— Work to complete —
Go through the entries below and copy every line that holds the word "structured".

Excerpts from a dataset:
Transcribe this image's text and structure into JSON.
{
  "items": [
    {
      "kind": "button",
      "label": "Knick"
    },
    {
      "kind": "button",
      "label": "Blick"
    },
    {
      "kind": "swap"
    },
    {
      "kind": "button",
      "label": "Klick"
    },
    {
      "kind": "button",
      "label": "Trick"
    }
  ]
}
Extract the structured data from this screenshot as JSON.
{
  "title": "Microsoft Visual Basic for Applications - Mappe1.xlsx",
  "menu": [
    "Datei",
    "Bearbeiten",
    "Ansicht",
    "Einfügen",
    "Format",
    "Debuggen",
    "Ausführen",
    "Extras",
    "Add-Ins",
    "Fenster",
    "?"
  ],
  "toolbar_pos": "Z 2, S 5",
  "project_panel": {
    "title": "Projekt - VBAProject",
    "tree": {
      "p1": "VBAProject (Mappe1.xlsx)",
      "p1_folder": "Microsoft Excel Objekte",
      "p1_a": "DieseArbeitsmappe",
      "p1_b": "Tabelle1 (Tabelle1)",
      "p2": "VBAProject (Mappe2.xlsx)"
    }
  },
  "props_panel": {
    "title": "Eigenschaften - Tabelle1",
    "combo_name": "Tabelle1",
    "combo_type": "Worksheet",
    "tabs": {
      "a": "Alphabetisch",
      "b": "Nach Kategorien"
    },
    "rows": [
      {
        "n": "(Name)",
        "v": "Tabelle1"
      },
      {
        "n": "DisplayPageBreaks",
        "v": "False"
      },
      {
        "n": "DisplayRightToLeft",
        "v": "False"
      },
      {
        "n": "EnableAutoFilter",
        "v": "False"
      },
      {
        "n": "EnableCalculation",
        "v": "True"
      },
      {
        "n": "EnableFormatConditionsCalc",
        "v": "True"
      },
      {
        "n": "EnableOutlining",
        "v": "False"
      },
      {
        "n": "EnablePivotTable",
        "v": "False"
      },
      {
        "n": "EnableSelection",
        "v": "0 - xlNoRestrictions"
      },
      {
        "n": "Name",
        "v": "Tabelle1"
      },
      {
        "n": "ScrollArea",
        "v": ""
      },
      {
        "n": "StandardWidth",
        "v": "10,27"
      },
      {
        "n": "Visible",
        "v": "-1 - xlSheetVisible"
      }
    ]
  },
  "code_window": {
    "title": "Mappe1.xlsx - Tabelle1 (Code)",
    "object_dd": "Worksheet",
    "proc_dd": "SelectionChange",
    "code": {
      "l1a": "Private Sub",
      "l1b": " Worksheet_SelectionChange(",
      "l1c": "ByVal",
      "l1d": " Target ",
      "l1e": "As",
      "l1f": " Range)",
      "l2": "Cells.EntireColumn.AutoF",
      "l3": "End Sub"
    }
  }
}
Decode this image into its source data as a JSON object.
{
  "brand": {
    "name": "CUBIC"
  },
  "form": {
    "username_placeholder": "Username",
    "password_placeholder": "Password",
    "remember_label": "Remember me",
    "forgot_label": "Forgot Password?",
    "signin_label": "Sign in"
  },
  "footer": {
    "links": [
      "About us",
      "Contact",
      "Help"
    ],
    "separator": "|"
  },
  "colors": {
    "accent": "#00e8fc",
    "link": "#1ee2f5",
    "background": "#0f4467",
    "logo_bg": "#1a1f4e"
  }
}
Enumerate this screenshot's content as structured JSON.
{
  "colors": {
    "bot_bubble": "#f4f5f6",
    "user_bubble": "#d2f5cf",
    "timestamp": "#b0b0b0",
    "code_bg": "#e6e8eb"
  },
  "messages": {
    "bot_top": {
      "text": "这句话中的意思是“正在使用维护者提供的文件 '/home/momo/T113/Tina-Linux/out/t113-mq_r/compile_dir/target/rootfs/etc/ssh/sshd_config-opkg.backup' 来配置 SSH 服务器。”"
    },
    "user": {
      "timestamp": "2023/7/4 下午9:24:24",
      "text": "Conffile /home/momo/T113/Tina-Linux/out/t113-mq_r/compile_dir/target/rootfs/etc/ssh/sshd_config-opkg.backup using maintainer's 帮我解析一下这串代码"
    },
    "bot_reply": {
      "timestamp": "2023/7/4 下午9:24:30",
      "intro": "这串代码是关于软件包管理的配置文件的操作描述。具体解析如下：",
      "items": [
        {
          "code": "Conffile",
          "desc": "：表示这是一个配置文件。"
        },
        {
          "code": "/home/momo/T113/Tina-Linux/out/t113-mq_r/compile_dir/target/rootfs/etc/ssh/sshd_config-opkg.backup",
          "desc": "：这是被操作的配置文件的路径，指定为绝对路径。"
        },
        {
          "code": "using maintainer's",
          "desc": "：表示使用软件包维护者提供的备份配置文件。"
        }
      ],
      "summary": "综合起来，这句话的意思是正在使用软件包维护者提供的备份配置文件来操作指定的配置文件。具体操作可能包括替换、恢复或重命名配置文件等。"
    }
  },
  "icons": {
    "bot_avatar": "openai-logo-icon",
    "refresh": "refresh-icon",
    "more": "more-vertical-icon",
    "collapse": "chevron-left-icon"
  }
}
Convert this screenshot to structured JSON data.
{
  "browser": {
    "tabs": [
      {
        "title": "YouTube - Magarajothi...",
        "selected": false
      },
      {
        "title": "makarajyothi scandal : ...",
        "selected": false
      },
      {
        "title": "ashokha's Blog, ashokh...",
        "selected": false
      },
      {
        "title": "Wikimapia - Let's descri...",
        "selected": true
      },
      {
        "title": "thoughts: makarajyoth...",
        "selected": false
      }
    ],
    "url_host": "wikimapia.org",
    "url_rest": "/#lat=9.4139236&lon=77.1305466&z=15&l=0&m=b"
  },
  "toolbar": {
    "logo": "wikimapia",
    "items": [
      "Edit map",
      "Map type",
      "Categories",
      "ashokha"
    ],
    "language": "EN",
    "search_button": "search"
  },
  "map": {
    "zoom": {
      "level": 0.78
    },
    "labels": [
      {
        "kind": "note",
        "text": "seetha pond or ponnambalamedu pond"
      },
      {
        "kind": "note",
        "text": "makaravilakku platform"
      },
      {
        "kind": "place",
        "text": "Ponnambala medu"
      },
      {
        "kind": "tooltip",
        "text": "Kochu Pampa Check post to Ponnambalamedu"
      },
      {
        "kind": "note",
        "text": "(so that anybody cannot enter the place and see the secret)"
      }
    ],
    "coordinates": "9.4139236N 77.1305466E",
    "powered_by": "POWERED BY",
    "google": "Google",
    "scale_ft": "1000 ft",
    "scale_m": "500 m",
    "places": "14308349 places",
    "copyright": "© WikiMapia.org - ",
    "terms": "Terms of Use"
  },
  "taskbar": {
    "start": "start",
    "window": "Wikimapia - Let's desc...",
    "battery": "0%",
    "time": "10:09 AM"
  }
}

— Result —
Extract the structured data from this screenshot as JSON.
Enumerate this screenshot's content as structured JSON.
Convert this screenshot to structured JSON data.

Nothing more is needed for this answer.